Assigned task: If a line in the entries contains the word "icon", list it.
====== Source information
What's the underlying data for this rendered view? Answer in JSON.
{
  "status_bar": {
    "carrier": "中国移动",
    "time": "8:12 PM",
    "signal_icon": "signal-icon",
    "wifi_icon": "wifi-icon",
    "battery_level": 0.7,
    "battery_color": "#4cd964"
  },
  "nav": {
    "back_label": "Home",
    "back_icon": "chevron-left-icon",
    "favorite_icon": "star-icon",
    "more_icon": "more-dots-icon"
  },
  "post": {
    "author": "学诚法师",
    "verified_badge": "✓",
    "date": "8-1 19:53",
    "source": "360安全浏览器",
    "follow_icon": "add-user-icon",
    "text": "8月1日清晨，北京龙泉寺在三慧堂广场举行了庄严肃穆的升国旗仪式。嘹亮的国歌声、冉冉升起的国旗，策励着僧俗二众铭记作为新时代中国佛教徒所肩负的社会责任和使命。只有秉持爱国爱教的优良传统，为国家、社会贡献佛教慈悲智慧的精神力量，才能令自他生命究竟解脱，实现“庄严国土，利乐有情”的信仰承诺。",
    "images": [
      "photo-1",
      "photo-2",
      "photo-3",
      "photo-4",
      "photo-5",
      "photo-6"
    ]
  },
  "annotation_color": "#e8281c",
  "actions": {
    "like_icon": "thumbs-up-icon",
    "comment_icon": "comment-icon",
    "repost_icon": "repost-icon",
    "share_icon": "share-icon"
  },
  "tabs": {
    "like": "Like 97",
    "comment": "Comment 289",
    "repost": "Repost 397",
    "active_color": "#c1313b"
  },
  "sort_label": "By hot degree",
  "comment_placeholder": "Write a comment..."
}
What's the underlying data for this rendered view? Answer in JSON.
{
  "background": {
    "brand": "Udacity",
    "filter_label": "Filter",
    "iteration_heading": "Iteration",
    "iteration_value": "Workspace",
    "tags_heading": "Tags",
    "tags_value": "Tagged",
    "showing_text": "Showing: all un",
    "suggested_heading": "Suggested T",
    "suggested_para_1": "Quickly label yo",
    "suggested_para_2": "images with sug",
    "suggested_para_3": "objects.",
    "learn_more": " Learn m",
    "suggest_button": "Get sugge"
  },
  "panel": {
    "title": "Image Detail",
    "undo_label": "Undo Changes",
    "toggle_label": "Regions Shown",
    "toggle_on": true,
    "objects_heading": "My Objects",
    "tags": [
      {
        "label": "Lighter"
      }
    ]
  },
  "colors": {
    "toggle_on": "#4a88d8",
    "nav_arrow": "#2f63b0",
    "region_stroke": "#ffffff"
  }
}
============
Solution to the problem:
    "signal_icon": "signal-icon",
    "wifi_icon": "wifi-icon",
    "back_icon": "chevron-left-icon",
    "favorite_icon": "star-icon",
    "more_icon": "more-dots-icon"
    "follow_icon": "add-user-icon",
    "like_icon": "thumbs-up-icon",
    "comment_icon": "comment-icon",
    "repost_icon": "repost-icon",
    "share_icon": "share-icon"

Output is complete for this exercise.